◆ **Work to be completed**: Your task is to copy the records that follow exactly, minus any images.

Data shown: Begin

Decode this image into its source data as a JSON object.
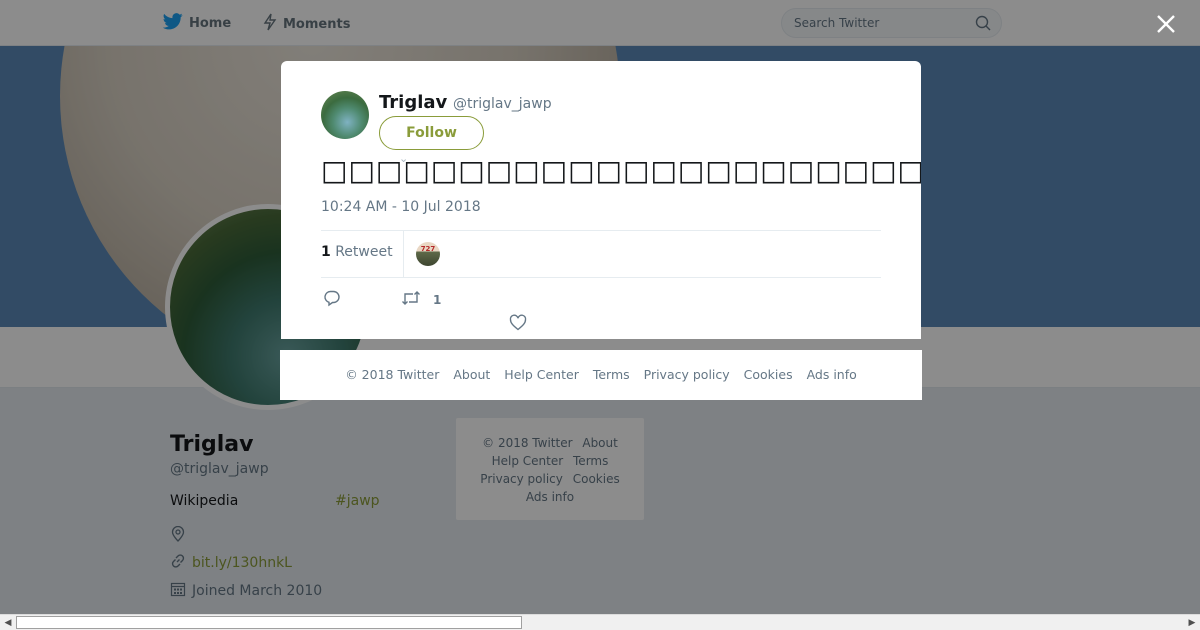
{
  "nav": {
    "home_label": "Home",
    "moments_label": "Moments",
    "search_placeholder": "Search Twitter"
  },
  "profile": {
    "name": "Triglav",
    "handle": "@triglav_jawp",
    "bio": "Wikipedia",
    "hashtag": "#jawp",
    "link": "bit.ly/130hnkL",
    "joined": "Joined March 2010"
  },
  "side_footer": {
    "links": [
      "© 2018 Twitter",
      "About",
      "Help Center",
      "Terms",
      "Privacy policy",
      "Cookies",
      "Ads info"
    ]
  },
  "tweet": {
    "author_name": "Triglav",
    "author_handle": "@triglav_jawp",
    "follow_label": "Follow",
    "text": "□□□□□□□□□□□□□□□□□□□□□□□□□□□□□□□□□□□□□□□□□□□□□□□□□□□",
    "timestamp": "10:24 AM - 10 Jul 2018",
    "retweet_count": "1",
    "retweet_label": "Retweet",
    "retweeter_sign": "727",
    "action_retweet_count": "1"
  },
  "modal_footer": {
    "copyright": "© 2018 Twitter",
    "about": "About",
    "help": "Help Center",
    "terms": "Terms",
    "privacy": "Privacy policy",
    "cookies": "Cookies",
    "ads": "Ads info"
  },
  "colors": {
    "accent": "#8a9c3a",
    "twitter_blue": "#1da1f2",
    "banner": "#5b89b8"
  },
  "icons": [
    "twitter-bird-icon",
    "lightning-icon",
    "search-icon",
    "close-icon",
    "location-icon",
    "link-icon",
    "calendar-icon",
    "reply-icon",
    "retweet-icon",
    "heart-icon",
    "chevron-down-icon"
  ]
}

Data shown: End

◆ **Written answer**:
Decode this image into its source data as a JSON object.
{
  "nav": {
    "home_label": "Home",
    "moments_label": "Moments",
    "search_placeholder": "Search Twitter"
  },
  "profile": {
    "name": "Triglav",
    "handle": "@triglav_jawp",
    "bio": "Wikipedia",
    "hashtag": "#jawp",
    "link": "bit.ly/130hnkL",
    "joined": "Joined March 2010"
  },
  "side_footer": {
    "links": [
      "© 2018 Twitter",
      "About",
      "Help Center",
      "Terms",
      "Privacy policy",
      "Cookies",
      "Ads info"
    ]
  },
  "tweet": {
    "author_name": "Triglav",
    "author_handle": "@triglav_jawp",
    "follow_label": "Follow",
    "text": "□□□□□□□□□□□□□□□□□□□□□□□□□□□□□□□□□□□□□□□□□□□□□□□□□□□",
    "timestamp": "10:24 AM - 10 Jul 2018",
    "retweet_count": "1",
    "retweet_label": "Retweet",
    "retweeter_sign": "727",
    "action_retweet_count": "1"
  },
  "modal_footer": {
    "copyright": "© 2018 Twitter",
    "about": "About",
    "help": "Help Center",
    "terms": "Terms",
    "privacy": "Privacy policy",
    "cookies": "Cookies",
    "ads": "Ads info"
  },
  "colors": {
    "accent": "#8a9c3a",
    "twitter_blue": "#1da1f2",
    "banner": "#5b89b8"
  },
  "icons": [
    "twitter-bird-icon",
    "lightning-icon",
    "search-icon",
    "close-icon",
    "location-icon",
    "link-icon",
    "calendar-icon",
    "reply-icon",
    "retweet-icon",
    "heart-icon",
    "chevron-down-icon"
  ]
}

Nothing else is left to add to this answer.